Economists have predicted that the Bank of England will hold off on announcing any more government bond buying tomorrow, following a series of recent positive data reports.
The Bank’s rate-setting monetary policy committee is set to reveal tomorrow whether it will change interest rates above their longstanding low at 0.5 per cent or carry out further monetary easing under the quantitative easing (QE) programme.
The QE programme currently stands at £375bn of government bonds purchased.
Unemployment levels and manufacturing PMI data in the last month were both positive, although services PMI showed a shock contraction that indicated we could be heading for a triple-dip recession.

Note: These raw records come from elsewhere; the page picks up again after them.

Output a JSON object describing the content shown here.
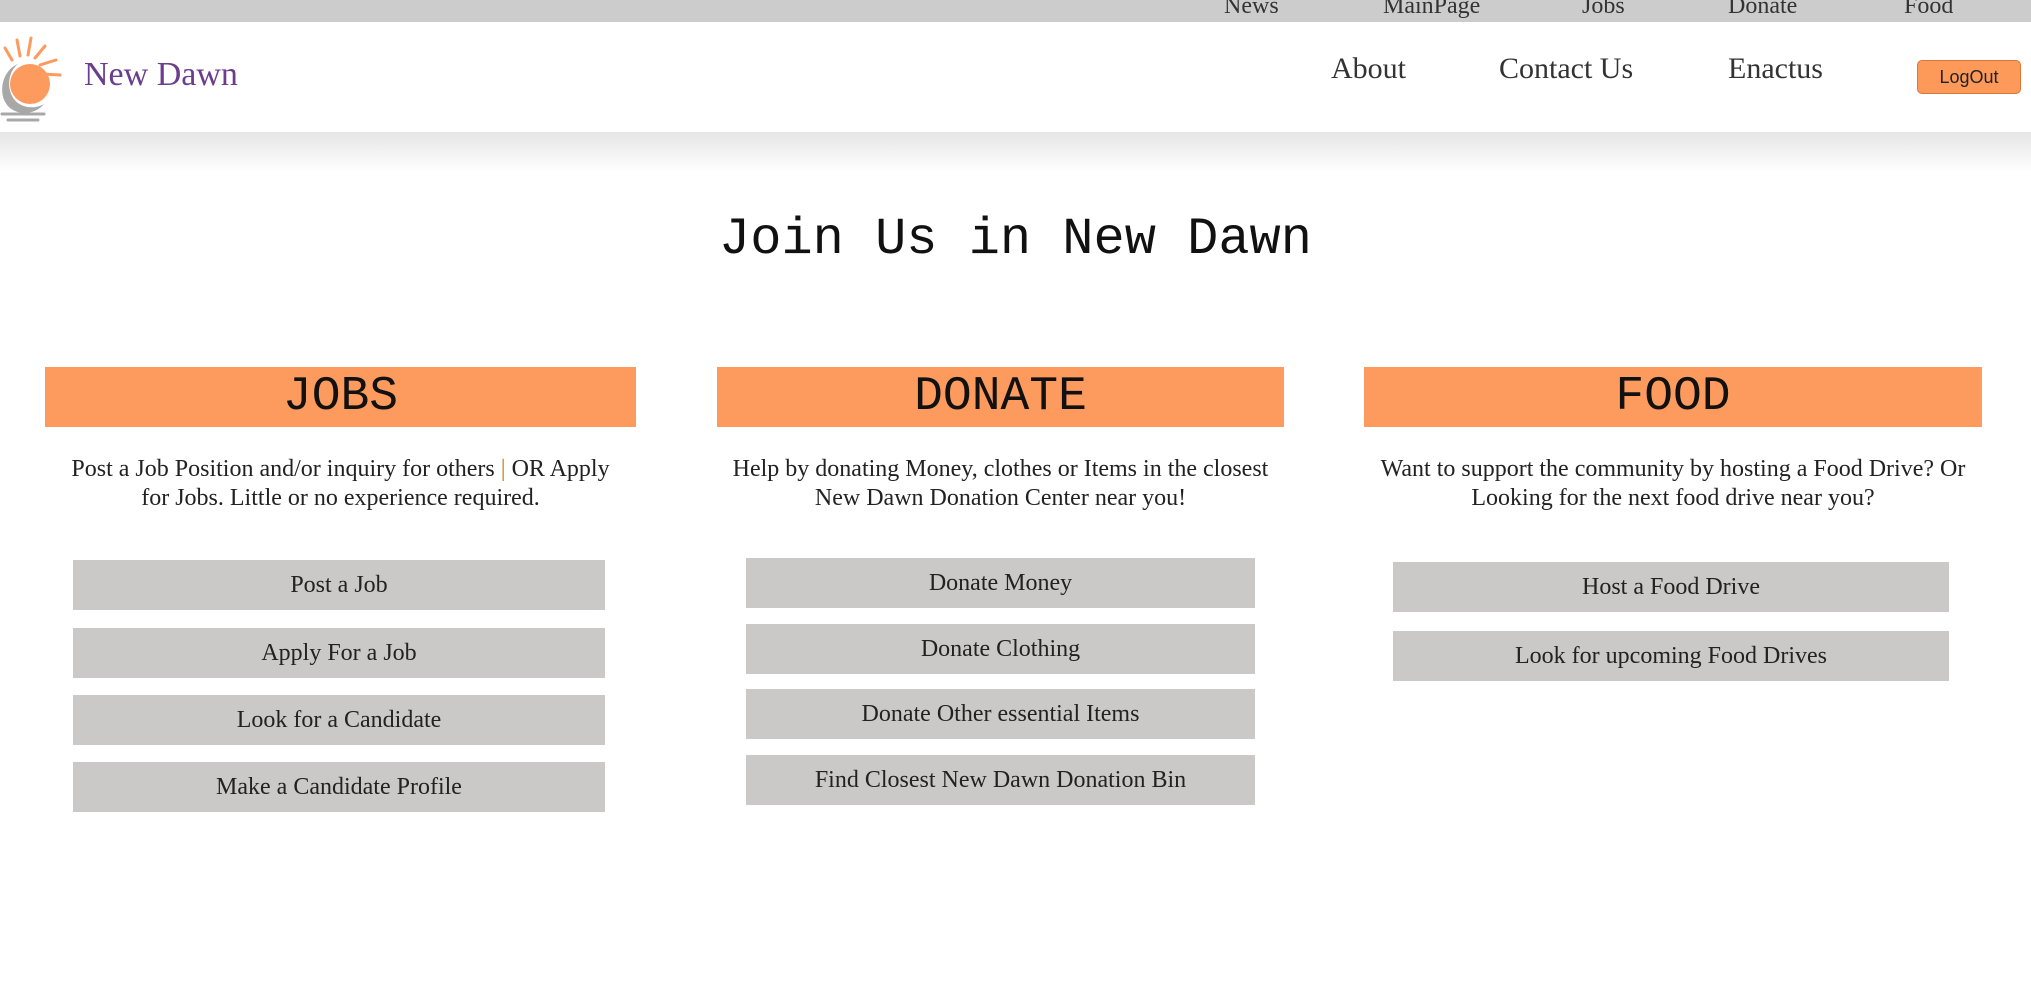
{
  "top_nav": {
    "items": [
      {
        "label": "News"
      },
      {
        "label": "MainPage"
      },
      {
        "label": "Jobs"
      },
      {
        "label": "Donate"
      },
      {
        "label": "Food"
      }
    ]
  },
  "header": {
    "brand": "New Dawn",
    "logo_icon": "sun-logo-icon",
    "nav": [
      {
        "label": "About"
      },
      {
        "label": "Contact Us"
      },
      {
        "label": "Enactus"
      }
    ],
    "logout_label": "LogOut"
  },
  "main": {
    "title": "Join Us in New Dawn",
    "columns": [
      {
        "heading": "JOBS",
        "description_part1": "Post a Job Position and/or inquiry for others",
        "description_separator": "|",
        "description_part2": "OR Apply for Jobs. Little or no experience required.",
        "buttons": [
          {
            "label": "Post a Job"
          },
          {
            "label": "Apply For a Job"
          },
          {
            "label": "Look for a Candidate"
          },
          {
            "label": "Make a Candidate Profile"
          }
        ]
      },
      {
        "heading": "DONATE",
        "description": "Help by donating Money, clothes or Items in the closest New Dawn Donation Center near you!",
        "buttons": [
          {
            "label": "Donate Money"
          },
          {
            "label": "Donate Clothing"
          },
          {
            "label": "Donate Other essential Items"
          },
          {
            "label": "Find Closest New Dawn Donation Bin"
          }
        ]
      },
      {
        "heading": "FOOD",
        "description": "Want to support the community by hosting a Food Drive? Or Looking for the next food drive near you?",
        "buttons": [
          {
            "label": "Host a Food Drive"
          },
          {
            "label": "Look for upcoming Food Drives"
          }
        ]
      }
    ]
  },
  "colors": {
    "accent_orange": "#fd9a5d",
    "button_gray": "#cbc8c8",
    "brand_purple": "#6a3d8f",
    "topbar_gray": "#cccccc"
  }
}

Simon Ward, economist at Henderson, said: “I would be very surprised if there was more QE tomorrow. Over the last month economic news has been mixed, including a positive chambers of commerce survey, and inflation is above target too.”
Nick Beecroft, senior analyst at Saxo Capital Markets, said that promising global factors also made further QE less likely:

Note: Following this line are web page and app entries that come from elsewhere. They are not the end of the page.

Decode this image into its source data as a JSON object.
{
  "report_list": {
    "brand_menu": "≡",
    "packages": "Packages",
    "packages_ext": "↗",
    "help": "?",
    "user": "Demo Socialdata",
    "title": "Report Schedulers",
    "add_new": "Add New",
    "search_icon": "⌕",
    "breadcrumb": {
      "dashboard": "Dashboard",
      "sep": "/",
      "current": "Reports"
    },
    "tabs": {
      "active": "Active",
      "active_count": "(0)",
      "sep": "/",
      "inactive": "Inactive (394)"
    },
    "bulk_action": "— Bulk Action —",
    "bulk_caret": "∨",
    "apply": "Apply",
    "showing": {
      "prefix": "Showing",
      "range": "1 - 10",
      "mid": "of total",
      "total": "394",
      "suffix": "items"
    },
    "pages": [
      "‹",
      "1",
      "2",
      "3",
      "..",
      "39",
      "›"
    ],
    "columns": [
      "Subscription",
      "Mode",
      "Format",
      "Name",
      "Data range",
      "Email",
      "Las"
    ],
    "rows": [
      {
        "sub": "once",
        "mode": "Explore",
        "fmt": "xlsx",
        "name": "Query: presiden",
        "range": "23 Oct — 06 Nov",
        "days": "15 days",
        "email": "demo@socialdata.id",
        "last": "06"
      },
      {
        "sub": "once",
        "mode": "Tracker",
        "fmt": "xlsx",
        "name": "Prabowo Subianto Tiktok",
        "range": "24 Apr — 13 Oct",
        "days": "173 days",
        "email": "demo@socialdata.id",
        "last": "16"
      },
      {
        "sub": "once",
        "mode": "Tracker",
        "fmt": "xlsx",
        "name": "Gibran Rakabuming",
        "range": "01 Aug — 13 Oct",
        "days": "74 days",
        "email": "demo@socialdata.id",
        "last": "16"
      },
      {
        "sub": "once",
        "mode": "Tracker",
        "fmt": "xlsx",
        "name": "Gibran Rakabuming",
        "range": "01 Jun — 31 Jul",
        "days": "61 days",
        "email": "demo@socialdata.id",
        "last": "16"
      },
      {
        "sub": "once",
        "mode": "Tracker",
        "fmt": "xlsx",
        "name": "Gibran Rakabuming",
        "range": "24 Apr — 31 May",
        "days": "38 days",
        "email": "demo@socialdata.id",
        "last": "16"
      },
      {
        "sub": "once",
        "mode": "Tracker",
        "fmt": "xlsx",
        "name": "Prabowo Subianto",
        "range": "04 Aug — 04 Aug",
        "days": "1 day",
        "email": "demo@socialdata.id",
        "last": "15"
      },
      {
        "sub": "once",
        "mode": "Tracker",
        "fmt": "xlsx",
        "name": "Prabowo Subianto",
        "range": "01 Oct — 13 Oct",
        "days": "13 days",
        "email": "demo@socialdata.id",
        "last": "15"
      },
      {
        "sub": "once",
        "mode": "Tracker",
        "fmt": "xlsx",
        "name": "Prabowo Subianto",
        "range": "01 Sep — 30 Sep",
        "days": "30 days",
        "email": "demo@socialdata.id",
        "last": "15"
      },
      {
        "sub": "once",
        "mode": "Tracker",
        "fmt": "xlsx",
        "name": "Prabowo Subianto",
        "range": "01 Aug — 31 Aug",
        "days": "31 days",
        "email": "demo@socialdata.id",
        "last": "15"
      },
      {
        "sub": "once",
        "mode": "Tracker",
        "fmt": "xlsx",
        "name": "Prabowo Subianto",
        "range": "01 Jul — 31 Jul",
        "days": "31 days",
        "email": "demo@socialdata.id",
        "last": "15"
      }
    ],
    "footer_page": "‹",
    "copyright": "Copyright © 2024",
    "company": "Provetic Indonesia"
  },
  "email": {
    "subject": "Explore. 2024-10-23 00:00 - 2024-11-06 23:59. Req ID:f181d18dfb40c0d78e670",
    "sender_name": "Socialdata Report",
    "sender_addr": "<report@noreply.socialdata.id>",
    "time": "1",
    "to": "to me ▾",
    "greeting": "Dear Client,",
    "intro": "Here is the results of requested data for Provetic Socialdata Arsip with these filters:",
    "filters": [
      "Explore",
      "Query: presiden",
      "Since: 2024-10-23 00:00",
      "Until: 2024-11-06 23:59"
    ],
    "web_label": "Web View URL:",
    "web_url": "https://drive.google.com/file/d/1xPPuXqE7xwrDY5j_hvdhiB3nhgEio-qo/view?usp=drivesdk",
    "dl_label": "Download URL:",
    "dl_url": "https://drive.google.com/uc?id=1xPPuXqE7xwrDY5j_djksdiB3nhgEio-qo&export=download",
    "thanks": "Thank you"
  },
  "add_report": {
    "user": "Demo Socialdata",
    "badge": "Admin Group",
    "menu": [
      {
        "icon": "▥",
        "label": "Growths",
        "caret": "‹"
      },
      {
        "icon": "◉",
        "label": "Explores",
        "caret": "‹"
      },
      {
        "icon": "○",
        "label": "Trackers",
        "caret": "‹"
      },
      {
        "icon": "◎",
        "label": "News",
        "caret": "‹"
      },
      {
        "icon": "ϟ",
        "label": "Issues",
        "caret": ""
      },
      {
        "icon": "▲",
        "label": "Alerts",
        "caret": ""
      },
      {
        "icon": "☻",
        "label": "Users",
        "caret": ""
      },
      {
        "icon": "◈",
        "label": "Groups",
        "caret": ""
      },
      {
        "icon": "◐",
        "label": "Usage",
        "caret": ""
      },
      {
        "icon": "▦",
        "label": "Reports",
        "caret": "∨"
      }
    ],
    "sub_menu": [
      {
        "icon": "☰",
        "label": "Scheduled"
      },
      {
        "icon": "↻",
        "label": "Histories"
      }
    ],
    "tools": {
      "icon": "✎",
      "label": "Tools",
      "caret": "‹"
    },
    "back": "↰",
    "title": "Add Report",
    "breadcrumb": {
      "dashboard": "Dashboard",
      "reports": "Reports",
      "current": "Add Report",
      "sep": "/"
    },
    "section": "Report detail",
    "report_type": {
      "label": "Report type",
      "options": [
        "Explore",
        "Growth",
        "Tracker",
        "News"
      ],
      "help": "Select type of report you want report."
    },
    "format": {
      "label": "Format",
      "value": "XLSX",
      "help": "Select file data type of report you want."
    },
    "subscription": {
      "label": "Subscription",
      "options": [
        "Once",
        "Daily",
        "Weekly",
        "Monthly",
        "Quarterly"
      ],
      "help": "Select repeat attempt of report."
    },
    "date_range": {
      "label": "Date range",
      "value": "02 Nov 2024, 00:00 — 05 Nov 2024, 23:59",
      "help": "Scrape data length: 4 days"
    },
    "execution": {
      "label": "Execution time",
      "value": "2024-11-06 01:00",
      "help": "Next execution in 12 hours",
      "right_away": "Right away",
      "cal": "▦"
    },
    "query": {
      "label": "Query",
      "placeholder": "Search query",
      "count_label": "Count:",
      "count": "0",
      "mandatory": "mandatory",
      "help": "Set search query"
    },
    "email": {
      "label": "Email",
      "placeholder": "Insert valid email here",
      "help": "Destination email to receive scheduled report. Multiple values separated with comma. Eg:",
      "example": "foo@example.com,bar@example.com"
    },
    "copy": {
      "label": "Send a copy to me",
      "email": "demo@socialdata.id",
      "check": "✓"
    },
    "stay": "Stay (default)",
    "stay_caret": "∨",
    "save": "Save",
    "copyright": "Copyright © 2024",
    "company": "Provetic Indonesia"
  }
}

“On the international front, the eurozone crisis seems to be contained and the US fiscal cliff negotiations brought at least temporary relief.
“Given this backdrop, there seems to be little reason not to ‘keep the powder dry’.”

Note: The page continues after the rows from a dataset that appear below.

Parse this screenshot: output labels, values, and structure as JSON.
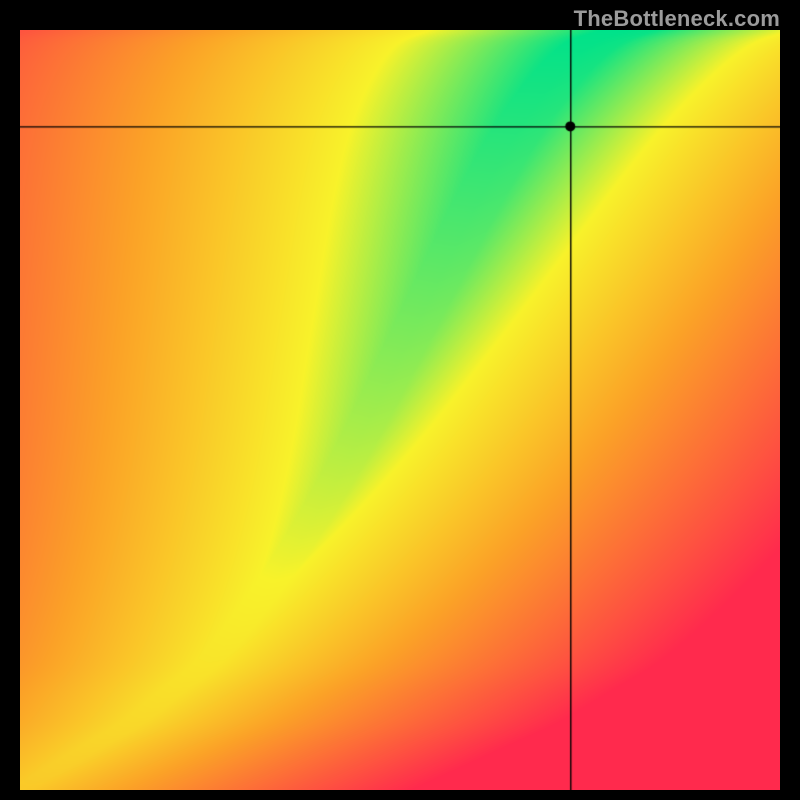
{
  "watermark": "TheBottleneck.com",
  "chart_data": {
    "type": "heatmap",
    "title": "",
    "xlabel": "",
    "ylabel": "",
    "xlim": [
      0,
      1
    ],
    "ylim": [
      0,
      1
    ],
    "crosshair": {
      "x": 0.725,
      "y": 0.873
    },
    "marker": {
      "x": 0.725,
      "y": 0.873
    },
    "ideal_curve_samples": {
      "x": [
        0.0,
        0.05,
        0.1,
        0.15,
        0.2,
        0.25,
        0.3,
        0.35,
        0.4,
        0.45,
        0.5,
        0.55,
        0.6,
        0.65,
        0.7,
        0.75,
        0.8
      ],
      "y_ideal": [
        0.0,
        0.03,
        0.06,
        0.09,
        0.13,
        0.17,
        0.23,
        0.3,
        0.38,
        0.47,
        0.57,
        0.67,
        0.77,
        0.86,
        0.93,
        0.98,
        1.0
      ]
    },
    "ridge_halfwidth": 0.05,
    "color_stops": [
      {
        "t": 0.0,
        "color": "#00e28a"
      },
      {
        "t": 0.25,
        "color": "#f8f22a"
      },
      {
        "t": 0.55,
        "color": "#fba227"
      },
      {
        "t": 1.0,
        "color": "#ff2a4d"
      }
    ]
  }
}
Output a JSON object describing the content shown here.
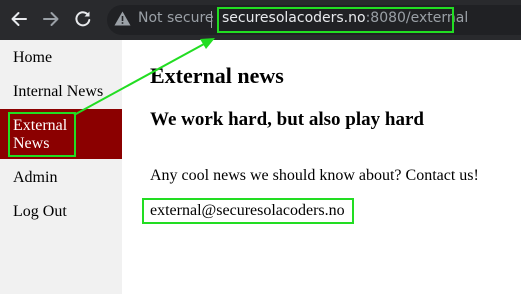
{
  "browser": {
    "security_label": "Not secure",
    "url_host": "securesolacoders.no",
    "url_rest": ":8080/external"
  },
  "sidebar": {
    "items": [
      {
        "label": "Home",
        "active": false
      },
      {
        "label": "Internal News",
        "active": false
      },
      {
        "label": "External News",
        "active": true
      },
      {
        "label": "Admin",
        "active": false
      },
      {
        "label": "Log Out",
        "active": false
      }
    ]
  },
  "main": {
    "title": "External news",
    "subtitle": "We work hard, but also play hard",
    "contact_text": "Any cool news we should know about? Contact us!",
    "email": "external@securesolacoders.no"
  },
  "colors": {
    "active_item_bg": "#8b0000",
    "annotation": "#22dd22",
    "browser_bar": "#292a2d",
    "sidebar_bg": "#f1f1f1"
  },
  "icons": [
    "back-arrow-icon",
    "forward-arrow-icon",
    "reload-icon",
    "warning-icon"
  ]
}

However, Vicky Redwood, chief UK economist at Capital Economics said that the Bank would be unlikely to hold off on the asset purchase programme for long.
“The renewed pick-up in inflation and the tentative success of the Funding for Lending Scheme (FLS) mean that more quantitative easing (QE) does not look imminent,” she said.
“But if the economic stagnation continues as we expect, more asset purchases still look likely this year.”